*WHAT YOU NEED TO DO*.
Using the records below, locate all lines containing "printf" and return them.

(ENTRIES PROVIDED begins)

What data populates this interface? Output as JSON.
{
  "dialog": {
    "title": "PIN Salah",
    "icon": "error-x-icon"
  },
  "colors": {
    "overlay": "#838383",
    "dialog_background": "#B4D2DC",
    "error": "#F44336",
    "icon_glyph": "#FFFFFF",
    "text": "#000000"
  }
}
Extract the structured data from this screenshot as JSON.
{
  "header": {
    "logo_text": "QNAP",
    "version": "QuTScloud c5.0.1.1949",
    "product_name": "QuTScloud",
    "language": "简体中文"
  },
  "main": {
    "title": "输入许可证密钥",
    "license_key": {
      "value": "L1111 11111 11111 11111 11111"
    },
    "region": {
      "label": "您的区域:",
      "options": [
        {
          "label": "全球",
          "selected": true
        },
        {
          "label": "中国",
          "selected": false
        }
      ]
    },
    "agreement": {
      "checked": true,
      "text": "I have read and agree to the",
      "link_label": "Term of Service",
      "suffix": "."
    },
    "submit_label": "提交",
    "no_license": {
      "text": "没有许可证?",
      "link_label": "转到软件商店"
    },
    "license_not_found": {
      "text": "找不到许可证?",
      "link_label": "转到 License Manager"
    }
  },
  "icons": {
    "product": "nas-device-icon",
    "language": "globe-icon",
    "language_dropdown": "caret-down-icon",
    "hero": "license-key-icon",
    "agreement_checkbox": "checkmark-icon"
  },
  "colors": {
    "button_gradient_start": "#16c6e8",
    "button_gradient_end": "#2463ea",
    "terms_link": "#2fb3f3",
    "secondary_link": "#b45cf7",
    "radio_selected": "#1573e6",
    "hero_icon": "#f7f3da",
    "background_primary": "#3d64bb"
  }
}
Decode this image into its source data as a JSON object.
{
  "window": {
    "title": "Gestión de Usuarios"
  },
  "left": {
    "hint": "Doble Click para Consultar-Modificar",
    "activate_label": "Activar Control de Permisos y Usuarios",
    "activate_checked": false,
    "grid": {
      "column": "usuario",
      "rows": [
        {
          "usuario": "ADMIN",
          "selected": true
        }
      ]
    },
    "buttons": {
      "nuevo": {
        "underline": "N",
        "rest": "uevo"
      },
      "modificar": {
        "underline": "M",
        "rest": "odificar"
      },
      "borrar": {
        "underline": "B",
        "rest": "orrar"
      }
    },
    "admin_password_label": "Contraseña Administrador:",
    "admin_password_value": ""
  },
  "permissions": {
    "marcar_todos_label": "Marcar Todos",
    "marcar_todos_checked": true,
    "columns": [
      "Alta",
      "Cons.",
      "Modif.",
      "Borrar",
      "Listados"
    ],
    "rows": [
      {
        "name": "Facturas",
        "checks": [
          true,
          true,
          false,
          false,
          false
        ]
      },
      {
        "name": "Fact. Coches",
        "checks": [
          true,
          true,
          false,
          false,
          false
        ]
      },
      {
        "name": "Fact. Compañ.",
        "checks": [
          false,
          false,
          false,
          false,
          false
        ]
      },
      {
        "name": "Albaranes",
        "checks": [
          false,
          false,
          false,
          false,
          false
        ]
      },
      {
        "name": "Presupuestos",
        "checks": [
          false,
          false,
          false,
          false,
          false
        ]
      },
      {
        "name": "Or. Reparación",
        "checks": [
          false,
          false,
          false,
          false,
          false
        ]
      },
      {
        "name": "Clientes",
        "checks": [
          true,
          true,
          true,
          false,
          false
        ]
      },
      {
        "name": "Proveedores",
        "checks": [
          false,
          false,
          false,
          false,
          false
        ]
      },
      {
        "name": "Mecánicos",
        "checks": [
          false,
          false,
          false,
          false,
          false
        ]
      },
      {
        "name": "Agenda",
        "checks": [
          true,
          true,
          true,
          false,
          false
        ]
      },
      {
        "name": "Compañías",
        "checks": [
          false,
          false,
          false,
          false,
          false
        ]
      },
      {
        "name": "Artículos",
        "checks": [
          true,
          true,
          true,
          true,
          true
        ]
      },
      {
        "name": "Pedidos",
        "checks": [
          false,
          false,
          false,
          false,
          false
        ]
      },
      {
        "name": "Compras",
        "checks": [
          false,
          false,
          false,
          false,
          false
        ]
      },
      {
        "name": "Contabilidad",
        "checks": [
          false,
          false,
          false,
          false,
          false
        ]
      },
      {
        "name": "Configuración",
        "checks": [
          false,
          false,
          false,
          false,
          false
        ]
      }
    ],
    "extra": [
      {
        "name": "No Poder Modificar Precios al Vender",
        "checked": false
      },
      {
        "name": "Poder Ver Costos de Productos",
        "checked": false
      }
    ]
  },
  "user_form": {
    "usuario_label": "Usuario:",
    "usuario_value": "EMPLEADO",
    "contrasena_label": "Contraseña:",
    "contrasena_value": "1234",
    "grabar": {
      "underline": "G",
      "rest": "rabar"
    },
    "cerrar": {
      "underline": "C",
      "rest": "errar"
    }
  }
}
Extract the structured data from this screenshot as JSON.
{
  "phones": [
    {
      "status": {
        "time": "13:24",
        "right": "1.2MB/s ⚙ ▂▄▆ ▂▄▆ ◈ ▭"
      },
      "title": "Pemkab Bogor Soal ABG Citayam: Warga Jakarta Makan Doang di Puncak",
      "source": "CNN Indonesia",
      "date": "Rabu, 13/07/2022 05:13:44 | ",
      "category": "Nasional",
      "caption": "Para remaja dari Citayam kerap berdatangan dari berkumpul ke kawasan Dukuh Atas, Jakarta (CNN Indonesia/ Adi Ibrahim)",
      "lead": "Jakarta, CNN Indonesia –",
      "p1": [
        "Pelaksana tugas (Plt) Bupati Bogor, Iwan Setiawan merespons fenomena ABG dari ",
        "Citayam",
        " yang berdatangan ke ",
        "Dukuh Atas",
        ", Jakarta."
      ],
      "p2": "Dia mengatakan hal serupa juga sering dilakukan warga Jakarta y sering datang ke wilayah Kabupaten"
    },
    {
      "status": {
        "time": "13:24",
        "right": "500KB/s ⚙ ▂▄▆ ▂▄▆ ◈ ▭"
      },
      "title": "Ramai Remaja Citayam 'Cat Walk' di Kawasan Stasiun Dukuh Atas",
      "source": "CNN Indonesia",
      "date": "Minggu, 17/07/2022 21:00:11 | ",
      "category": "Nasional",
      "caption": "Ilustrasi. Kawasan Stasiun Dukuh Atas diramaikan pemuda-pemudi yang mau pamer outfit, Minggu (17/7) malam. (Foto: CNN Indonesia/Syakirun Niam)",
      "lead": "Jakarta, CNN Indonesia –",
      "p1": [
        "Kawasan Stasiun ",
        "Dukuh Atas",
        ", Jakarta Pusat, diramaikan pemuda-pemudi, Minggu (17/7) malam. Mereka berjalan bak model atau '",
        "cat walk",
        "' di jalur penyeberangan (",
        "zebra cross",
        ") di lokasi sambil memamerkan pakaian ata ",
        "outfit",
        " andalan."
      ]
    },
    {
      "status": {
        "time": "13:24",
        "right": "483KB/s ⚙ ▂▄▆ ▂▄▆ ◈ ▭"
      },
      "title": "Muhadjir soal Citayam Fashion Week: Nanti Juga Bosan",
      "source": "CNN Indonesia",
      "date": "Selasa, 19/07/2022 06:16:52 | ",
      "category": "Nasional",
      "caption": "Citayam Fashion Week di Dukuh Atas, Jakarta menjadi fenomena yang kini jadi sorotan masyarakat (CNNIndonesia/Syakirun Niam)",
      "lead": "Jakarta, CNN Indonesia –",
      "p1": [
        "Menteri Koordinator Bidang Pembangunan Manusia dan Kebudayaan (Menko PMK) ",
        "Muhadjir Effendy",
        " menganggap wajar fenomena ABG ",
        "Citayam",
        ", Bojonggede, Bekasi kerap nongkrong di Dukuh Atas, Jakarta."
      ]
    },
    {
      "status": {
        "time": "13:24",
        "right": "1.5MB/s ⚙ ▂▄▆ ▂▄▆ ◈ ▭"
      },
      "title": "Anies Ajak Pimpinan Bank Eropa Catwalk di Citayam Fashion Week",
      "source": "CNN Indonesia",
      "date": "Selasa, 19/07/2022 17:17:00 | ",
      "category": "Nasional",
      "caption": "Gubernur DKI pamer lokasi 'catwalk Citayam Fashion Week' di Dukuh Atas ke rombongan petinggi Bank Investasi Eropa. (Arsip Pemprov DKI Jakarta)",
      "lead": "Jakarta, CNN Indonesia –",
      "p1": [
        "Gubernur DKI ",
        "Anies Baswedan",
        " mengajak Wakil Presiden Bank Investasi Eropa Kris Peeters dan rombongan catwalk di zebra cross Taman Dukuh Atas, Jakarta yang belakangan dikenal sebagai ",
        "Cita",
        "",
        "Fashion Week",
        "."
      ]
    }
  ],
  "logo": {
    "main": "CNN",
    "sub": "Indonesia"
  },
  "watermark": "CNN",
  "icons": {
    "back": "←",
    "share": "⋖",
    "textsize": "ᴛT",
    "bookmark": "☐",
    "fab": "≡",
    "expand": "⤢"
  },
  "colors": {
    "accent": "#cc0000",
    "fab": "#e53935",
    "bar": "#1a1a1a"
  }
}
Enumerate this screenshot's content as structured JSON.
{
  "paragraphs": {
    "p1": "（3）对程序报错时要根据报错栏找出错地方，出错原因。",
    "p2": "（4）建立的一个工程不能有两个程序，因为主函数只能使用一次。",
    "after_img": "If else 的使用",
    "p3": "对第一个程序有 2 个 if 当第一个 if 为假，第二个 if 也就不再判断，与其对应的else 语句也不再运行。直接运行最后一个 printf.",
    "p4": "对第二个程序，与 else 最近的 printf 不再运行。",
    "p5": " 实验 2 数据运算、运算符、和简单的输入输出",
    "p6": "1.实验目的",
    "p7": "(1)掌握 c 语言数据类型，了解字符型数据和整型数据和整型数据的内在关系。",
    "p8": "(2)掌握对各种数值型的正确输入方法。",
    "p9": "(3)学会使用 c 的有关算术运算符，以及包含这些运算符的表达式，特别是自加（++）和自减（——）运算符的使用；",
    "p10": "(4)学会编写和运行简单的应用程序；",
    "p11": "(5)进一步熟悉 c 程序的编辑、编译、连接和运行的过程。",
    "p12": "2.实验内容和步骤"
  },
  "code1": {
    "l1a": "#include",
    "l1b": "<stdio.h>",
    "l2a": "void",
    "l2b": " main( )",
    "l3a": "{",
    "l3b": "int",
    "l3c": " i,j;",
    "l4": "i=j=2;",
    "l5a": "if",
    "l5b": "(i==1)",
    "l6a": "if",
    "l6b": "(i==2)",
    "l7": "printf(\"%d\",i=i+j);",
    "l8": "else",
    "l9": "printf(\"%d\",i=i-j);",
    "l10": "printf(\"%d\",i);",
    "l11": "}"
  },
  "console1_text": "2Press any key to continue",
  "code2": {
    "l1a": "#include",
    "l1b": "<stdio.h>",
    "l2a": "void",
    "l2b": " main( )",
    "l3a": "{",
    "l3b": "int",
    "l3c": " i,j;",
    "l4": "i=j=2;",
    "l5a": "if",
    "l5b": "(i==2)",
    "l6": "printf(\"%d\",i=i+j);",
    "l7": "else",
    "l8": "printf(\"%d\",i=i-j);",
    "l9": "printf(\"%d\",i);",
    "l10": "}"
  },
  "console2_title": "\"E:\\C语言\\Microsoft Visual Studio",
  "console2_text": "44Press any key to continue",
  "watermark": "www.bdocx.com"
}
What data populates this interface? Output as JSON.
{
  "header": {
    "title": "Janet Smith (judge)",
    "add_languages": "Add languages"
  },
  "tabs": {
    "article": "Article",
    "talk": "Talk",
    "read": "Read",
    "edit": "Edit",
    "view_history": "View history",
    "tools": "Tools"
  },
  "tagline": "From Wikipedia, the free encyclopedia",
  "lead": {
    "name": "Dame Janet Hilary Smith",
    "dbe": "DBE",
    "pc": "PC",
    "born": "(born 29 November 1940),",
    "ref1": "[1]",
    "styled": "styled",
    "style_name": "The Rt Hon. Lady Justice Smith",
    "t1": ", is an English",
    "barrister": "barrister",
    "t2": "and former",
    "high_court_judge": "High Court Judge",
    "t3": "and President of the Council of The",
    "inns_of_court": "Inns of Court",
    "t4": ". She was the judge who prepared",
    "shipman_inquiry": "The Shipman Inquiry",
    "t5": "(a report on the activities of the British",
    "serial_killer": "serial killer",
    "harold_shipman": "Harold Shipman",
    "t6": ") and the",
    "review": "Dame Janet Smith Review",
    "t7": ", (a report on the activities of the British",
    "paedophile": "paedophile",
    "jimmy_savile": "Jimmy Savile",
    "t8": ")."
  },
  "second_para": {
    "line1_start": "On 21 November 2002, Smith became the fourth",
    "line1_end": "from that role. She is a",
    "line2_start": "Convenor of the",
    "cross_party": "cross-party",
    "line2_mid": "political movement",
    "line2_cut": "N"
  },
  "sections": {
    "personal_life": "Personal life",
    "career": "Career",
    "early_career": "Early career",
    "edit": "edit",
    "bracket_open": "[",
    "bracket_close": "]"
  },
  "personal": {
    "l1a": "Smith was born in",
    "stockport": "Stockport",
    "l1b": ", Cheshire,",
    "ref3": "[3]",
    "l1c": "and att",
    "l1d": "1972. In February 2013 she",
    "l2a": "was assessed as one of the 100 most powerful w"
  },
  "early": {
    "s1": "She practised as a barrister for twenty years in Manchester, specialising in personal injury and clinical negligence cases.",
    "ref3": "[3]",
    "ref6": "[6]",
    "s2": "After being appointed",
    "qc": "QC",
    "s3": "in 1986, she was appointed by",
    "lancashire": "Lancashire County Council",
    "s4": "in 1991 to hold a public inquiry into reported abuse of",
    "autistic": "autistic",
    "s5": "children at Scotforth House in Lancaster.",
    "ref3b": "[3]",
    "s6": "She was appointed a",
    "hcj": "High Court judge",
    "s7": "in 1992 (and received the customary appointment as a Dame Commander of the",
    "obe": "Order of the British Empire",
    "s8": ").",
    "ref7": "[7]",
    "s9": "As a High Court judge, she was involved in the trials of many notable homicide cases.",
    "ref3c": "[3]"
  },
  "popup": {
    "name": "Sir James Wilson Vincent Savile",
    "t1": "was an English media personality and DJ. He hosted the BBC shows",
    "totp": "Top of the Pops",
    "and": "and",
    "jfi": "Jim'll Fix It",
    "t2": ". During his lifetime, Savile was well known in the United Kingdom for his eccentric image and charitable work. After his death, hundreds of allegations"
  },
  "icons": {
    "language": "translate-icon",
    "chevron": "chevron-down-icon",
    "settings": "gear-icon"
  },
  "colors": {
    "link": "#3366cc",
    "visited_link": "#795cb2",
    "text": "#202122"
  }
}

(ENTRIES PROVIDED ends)

*RESPONSE TO THE EXERCISE*.
    "p3": "对第一个程序有 2 个 if 当第一个 if 为假，第二个 if 也就不再判断，与其对应的else 语句也不再运行。直接运行最后一个 printf.",
    "p4": "对第二个程序，与 else 最近的 printf 不再运行。",
    "l7": "printf(\"%d\",i=i+j);",
    "l9": "printf(\"%d\",i=i-j);",
    "l10": "printf(\"%d\",i);",
    "l6": "printf(\"%d\",i=i+j);",
    "l8": "printf(\"%d\",i=i-j);",
    "l9": "printf(\"%d\",i);",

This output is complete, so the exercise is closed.